From the material below, return every line that includes "updateTimelineShareData".
---+---
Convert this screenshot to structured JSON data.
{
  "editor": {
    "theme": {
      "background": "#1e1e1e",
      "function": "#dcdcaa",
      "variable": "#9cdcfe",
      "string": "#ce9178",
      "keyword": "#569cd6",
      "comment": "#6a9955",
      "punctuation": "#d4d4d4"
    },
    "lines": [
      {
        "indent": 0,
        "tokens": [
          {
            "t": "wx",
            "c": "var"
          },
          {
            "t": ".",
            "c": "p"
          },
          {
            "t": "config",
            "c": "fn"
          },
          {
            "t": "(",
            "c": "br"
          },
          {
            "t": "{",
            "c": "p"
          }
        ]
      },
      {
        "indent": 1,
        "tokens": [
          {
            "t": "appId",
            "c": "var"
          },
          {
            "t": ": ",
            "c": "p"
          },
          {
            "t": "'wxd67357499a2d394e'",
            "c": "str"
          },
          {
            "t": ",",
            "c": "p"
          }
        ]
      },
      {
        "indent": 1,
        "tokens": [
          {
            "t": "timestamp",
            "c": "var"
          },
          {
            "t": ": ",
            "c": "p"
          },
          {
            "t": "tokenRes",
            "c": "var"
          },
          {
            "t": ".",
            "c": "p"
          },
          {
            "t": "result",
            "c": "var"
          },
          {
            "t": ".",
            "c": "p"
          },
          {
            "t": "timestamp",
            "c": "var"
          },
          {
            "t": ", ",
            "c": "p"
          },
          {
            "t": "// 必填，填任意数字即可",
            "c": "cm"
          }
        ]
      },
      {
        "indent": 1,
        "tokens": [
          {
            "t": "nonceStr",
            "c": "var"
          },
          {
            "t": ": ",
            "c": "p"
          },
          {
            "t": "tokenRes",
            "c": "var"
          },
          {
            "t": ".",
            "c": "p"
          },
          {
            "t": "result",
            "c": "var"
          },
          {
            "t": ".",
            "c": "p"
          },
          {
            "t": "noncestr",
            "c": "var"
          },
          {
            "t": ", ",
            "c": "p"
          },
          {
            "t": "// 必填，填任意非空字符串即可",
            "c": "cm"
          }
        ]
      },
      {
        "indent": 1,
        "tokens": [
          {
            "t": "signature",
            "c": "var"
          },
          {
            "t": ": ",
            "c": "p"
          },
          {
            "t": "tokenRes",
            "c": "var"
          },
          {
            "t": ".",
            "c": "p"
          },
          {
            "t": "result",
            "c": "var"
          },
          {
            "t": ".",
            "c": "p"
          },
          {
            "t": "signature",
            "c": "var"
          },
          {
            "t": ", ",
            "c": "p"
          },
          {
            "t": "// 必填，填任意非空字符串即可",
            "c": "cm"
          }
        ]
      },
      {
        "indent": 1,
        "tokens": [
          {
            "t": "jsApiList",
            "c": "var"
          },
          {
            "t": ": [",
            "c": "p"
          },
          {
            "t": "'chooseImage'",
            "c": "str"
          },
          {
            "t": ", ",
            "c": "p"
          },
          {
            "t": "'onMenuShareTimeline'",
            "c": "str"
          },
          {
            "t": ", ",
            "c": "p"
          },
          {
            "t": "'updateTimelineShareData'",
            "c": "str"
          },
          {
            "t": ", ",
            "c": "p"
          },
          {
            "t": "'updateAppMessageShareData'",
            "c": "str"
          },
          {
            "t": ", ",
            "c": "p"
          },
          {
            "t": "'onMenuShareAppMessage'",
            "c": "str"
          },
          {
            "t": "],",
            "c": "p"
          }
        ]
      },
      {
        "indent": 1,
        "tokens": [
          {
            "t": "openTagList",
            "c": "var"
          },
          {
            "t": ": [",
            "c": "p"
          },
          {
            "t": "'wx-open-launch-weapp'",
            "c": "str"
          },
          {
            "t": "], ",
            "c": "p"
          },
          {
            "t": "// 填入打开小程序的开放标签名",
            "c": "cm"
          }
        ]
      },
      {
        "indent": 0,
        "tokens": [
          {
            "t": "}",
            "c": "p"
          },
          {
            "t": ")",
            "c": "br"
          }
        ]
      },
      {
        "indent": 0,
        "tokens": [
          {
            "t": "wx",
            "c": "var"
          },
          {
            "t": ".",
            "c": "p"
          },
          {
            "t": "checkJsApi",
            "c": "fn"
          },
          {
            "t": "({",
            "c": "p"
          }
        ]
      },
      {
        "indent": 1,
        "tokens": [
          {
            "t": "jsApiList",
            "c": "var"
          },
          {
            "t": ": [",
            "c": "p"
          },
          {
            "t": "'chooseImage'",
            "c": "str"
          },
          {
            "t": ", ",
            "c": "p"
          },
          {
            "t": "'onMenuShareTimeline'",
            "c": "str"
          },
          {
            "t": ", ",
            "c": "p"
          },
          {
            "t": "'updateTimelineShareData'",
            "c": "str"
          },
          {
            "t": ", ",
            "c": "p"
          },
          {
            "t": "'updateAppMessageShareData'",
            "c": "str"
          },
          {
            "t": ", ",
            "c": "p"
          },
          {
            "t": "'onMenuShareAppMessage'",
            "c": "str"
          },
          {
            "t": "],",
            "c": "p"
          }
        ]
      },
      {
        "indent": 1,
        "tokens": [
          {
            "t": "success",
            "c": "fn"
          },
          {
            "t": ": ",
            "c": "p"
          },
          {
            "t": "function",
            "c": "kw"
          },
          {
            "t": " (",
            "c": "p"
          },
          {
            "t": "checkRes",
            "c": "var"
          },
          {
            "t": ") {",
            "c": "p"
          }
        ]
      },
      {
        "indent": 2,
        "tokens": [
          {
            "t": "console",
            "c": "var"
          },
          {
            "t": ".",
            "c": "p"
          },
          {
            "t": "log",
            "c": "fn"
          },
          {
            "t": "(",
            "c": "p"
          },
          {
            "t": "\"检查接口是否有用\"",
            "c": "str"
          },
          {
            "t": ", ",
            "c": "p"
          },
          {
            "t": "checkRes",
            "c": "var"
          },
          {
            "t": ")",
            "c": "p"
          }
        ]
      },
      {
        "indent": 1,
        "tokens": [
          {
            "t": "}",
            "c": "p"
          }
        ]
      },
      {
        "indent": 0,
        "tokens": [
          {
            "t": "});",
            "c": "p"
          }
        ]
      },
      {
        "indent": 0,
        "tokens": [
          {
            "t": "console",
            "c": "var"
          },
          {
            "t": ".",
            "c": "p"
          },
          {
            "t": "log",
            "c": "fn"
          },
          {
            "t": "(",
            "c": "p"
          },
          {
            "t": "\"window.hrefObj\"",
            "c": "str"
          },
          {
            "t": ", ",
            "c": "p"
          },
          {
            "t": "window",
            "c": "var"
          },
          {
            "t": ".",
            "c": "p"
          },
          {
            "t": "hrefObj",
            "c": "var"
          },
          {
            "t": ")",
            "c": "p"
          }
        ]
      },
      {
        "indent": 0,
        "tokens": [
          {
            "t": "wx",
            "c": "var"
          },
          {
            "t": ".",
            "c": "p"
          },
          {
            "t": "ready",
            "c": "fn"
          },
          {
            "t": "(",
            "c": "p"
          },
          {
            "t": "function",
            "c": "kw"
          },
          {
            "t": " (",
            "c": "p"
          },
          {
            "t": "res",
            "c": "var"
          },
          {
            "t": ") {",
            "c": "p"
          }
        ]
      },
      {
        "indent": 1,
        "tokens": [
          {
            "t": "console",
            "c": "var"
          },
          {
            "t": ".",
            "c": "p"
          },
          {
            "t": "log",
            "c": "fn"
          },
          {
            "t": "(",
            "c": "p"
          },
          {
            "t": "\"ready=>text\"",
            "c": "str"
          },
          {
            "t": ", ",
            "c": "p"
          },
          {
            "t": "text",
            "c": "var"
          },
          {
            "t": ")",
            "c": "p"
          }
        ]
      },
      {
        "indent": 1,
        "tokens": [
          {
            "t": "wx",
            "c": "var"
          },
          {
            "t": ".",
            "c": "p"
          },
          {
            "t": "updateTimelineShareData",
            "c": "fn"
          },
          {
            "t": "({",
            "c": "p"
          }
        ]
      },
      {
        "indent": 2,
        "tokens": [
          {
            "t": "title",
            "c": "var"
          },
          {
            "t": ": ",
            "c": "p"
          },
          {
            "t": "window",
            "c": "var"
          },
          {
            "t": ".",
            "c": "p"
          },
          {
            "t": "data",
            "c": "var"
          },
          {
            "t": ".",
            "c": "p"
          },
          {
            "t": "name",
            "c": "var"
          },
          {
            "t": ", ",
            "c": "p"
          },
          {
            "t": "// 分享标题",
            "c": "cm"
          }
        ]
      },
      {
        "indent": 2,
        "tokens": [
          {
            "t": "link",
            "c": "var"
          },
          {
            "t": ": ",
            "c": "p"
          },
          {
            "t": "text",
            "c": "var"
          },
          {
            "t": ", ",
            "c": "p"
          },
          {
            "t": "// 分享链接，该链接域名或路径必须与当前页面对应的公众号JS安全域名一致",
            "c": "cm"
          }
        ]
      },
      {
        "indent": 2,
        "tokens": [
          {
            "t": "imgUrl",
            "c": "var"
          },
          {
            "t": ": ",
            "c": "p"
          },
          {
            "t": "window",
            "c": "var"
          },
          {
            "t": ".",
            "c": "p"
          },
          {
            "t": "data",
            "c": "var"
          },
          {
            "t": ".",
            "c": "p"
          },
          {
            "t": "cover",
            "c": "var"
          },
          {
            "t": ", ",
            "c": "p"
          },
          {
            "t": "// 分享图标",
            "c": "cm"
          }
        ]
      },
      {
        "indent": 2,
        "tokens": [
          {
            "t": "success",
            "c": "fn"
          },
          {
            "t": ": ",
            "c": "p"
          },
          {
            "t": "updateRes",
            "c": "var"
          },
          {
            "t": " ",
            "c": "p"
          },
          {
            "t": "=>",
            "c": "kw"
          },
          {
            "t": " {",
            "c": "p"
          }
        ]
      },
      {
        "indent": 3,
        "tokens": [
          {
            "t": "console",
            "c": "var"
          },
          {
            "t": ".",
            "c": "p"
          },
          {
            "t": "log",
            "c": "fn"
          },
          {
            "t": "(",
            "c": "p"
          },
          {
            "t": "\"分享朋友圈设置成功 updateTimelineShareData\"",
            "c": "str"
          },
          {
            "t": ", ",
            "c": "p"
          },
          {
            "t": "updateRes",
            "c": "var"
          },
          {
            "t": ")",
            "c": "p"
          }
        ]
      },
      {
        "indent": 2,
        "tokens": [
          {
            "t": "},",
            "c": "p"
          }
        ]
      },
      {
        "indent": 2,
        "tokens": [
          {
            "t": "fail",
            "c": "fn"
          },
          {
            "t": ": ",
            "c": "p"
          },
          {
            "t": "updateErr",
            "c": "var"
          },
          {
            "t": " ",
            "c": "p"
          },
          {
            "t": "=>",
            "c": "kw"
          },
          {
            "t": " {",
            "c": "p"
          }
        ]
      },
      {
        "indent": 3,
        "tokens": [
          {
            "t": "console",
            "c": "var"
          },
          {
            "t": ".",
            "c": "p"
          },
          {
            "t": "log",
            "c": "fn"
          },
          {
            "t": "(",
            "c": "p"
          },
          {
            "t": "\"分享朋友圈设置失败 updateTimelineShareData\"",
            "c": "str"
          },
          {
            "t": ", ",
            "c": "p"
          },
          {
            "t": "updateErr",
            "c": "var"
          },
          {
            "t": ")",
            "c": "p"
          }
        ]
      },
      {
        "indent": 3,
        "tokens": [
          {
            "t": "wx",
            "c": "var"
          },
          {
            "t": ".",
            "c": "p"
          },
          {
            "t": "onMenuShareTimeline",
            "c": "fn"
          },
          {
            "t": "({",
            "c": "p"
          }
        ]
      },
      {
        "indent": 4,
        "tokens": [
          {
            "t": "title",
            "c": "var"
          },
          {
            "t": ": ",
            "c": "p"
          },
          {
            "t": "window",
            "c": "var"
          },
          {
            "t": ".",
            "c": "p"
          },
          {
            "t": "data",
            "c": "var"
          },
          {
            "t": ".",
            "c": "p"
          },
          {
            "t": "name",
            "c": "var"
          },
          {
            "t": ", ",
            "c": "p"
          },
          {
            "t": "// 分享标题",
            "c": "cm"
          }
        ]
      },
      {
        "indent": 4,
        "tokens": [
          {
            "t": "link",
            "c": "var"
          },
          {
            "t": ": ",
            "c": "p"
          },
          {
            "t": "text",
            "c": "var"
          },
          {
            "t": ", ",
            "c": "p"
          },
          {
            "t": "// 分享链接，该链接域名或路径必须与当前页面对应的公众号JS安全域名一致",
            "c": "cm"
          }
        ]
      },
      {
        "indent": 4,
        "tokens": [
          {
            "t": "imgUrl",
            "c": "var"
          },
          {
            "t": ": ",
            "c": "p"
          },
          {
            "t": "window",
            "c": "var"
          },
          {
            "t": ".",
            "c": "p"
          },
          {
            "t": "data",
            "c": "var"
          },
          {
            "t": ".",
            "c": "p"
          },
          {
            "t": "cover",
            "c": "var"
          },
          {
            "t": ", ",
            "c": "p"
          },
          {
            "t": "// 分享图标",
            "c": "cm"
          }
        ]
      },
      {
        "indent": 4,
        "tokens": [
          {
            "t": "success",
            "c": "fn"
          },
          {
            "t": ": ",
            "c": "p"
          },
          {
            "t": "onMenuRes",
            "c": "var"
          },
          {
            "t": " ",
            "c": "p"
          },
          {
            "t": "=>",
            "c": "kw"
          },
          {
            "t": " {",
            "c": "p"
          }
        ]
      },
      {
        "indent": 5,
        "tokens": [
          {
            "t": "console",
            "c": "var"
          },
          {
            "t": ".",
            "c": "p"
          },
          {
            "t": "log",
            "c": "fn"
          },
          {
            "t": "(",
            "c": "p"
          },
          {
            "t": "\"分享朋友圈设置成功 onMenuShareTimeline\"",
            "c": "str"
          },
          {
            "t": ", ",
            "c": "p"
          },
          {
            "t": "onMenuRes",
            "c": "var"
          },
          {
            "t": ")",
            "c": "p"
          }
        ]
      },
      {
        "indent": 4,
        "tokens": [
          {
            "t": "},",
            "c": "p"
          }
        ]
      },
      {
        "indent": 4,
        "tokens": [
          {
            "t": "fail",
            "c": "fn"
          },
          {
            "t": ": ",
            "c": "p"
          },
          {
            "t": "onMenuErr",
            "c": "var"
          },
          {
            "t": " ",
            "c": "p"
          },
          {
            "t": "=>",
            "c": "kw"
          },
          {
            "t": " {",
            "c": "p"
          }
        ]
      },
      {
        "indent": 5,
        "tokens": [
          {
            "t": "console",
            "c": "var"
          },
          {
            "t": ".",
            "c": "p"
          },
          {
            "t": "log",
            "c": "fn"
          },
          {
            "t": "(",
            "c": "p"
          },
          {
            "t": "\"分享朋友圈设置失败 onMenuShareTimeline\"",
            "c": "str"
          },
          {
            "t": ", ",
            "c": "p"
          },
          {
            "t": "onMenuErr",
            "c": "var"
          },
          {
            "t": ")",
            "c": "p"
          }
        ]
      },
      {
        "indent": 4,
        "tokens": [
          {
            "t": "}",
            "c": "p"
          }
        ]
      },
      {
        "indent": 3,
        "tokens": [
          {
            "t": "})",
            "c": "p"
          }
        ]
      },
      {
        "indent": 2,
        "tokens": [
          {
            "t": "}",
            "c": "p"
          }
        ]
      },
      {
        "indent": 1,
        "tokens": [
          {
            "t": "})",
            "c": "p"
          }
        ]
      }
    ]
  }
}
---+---
* RESULT OF THIS EXERCISE
            "t": "'updateTimelineShareData'",
            "t": "'updateTimelineShareData'",
            "t": "updateTimelineShareData",
            "t": "\"分享朋友圈设置成功 updateTimelineShareData\"",
            "t": "\"分享朋友圈设置失败 updateTimelineShareData\"",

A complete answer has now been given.